Even if a person serves their prison sentence completely, their criminal record stays. It can also affect their ability to secure employment. Many employers conduct background checks and could shy away from hiring those with a criminal record. Some jobs require a professional license or security clearance, so a criminal record would automatically set an applicant back.
If you have a criminal record, it may be tempting to lie on your resume by assuming another person’s identity, if only to get a job. However, this is illegal in South Carolina, and you could face penalties if convicted.
Using another person’s identifying information is identity fraud
According to state law, a person who uses another person’s identifying information to secure employment or avoid identification by law enforcement commits the offense of identity fraud.

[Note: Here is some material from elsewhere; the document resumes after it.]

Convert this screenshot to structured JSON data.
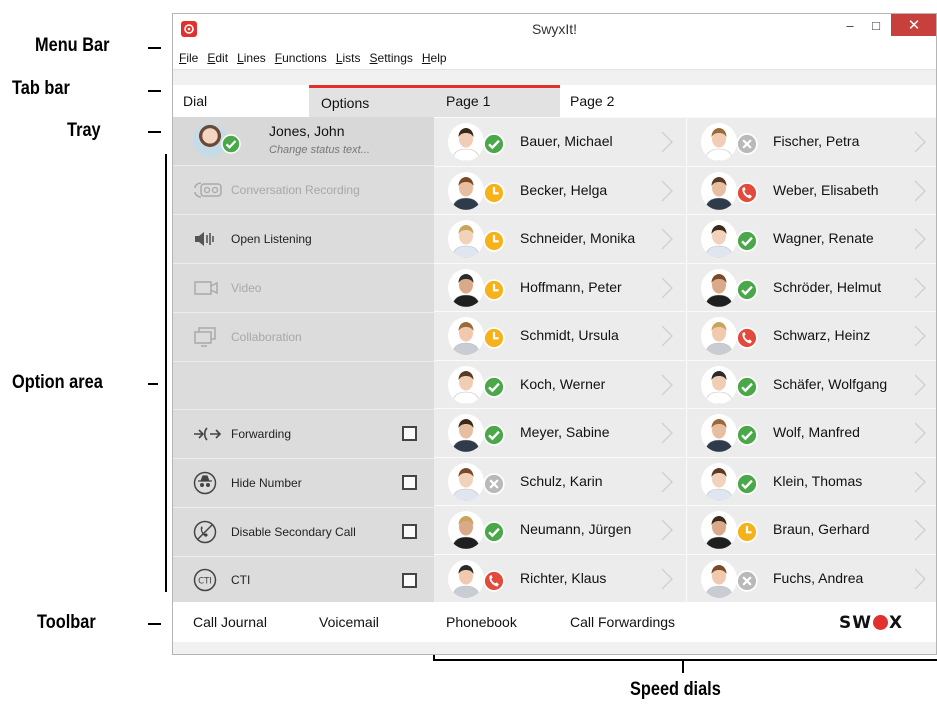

Personal identifying information includes, but isn’t limited to:
- The other person’s Social Security Number
- Driver’s license number or state identification card number
- Payment card (credit or debit) numbers, information
- Passport information
- Checking and savings account numbers
- The other person’s birthdate
- Digital signatures
- Electronic identification numbers
- PIN codes
It’s also against the law to use another person’s current or former names, but only when the names are used with other identifying information.
The penalties for identity fraud
A violation of South Carolina’s identity fraud law is a felony. On conviction, a person faces a court-determined fine and up to 10 years of imprisonment. A court may also order the convicted to pay restitution to the original owner of the identity if the fraud led to any pecuniary damages.
While it’s true that a criminal record adversely affects your employment opportunities, turning to identity theft is not the way. A conviction for this offense leads to up to a decade of prison time, so if you face charges, consider consulting with a legal professional who may be able to protect your rights in court.